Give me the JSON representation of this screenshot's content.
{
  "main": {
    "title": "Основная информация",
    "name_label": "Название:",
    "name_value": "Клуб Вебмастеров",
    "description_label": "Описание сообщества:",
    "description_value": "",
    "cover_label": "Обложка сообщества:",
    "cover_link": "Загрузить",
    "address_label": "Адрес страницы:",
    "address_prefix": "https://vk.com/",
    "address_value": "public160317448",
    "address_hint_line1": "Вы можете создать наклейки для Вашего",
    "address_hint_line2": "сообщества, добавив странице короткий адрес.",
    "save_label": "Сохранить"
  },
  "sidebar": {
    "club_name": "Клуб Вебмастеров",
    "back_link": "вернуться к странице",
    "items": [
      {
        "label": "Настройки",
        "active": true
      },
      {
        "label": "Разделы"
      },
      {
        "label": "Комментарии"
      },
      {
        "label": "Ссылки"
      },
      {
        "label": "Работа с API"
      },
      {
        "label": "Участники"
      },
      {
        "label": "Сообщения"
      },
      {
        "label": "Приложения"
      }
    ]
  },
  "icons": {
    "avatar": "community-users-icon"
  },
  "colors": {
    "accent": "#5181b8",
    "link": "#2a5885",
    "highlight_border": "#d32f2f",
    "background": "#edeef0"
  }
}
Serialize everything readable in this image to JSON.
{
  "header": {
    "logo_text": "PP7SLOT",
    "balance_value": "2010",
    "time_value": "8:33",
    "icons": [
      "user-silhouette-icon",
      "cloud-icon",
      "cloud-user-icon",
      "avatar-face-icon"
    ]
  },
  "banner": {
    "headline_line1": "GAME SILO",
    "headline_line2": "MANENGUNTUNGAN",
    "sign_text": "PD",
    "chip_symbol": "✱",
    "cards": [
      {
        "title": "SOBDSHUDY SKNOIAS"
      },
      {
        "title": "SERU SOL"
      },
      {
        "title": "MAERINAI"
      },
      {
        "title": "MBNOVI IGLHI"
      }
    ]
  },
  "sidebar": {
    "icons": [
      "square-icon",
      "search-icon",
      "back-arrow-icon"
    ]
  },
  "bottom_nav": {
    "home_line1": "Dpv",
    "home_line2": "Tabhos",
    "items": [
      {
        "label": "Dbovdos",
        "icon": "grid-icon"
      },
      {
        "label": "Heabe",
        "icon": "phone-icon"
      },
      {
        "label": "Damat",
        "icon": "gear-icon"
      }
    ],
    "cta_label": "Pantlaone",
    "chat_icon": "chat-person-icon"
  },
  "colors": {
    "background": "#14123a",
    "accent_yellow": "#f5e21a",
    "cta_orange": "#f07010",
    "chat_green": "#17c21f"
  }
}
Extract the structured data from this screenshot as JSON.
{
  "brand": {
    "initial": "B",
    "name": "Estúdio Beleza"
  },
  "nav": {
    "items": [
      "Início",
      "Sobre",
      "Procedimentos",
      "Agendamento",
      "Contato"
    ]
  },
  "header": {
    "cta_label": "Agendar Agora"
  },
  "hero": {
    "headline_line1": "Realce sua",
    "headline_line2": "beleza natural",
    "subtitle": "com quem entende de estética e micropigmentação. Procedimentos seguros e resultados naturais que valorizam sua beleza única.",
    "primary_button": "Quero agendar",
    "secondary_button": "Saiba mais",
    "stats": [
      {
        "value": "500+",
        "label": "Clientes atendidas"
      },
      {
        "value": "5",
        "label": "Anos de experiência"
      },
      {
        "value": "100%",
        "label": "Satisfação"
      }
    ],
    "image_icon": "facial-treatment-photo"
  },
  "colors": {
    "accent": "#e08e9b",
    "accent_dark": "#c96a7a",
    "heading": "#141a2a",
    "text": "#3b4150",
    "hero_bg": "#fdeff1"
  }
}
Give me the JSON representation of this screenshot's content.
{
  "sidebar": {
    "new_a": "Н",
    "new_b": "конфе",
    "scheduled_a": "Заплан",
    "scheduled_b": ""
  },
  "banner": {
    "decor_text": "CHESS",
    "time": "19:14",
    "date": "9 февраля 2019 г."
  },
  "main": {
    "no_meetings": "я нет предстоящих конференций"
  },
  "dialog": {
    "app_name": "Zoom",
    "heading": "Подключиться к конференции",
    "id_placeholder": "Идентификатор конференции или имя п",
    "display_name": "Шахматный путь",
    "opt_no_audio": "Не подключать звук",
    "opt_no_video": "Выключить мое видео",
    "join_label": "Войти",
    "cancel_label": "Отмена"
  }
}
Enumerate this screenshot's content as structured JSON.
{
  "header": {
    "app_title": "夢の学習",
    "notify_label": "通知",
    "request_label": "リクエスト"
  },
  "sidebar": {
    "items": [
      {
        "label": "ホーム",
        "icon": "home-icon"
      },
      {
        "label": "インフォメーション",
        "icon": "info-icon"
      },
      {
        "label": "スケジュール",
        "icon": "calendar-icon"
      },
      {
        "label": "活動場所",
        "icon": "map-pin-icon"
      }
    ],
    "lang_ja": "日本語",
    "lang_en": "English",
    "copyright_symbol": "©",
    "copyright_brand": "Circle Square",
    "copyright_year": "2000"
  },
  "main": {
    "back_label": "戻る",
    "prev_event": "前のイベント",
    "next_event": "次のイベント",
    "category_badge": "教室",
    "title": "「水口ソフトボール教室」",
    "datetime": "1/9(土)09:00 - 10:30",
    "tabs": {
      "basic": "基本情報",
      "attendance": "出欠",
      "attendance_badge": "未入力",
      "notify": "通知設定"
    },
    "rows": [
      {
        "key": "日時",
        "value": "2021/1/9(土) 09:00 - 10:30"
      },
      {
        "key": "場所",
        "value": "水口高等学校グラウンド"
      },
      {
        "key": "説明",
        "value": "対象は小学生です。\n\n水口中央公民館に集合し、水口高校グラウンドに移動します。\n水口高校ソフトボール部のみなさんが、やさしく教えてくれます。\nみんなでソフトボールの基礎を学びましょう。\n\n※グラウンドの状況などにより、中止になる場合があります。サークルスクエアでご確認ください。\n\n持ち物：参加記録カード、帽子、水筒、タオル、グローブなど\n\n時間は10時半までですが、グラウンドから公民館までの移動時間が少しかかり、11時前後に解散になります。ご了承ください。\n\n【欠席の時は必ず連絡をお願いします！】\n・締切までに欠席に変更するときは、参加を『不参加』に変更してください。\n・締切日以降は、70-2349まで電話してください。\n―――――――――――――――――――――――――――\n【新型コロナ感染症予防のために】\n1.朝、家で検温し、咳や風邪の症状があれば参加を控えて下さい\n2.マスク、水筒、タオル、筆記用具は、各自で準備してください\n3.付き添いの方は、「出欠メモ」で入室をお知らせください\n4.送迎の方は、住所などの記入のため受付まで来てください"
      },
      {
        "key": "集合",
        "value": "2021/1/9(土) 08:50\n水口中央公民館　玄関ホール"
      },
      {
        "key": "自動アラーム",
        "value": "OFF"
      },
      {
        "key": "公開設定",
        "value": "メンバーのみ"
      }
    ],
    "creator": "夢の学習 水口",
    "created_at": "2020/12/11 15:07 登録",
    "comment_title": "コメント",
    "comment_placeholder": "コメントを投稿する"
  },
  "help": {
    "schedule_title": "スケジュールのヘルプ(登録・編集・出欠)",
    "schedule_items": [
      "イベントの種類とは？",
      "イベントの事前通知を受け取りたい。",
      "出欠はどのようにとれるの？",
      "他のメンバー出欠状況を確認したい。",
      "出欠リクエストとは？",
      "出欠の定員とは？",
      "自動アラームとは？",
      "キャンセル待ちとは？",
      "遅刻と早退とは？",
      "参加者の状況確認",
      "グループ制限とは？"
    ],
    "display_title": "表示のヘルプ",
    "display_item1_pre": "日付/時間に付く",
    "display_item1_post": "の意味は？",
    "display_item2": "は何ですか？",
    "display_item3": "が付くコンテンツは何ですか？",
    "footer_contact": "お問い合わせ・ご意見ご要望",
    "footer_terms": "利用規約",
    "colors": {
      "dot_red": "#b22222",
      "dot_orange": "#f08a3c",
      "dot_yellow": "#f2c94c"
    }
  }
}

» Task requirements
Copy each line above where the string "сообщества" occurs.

» Answer section
    "description_label": "Описание сообщества:",
    "cover_label": "Обложка сообщества:",
    "address_hint_line2": "сообщества, добавив странице короткий адрес.",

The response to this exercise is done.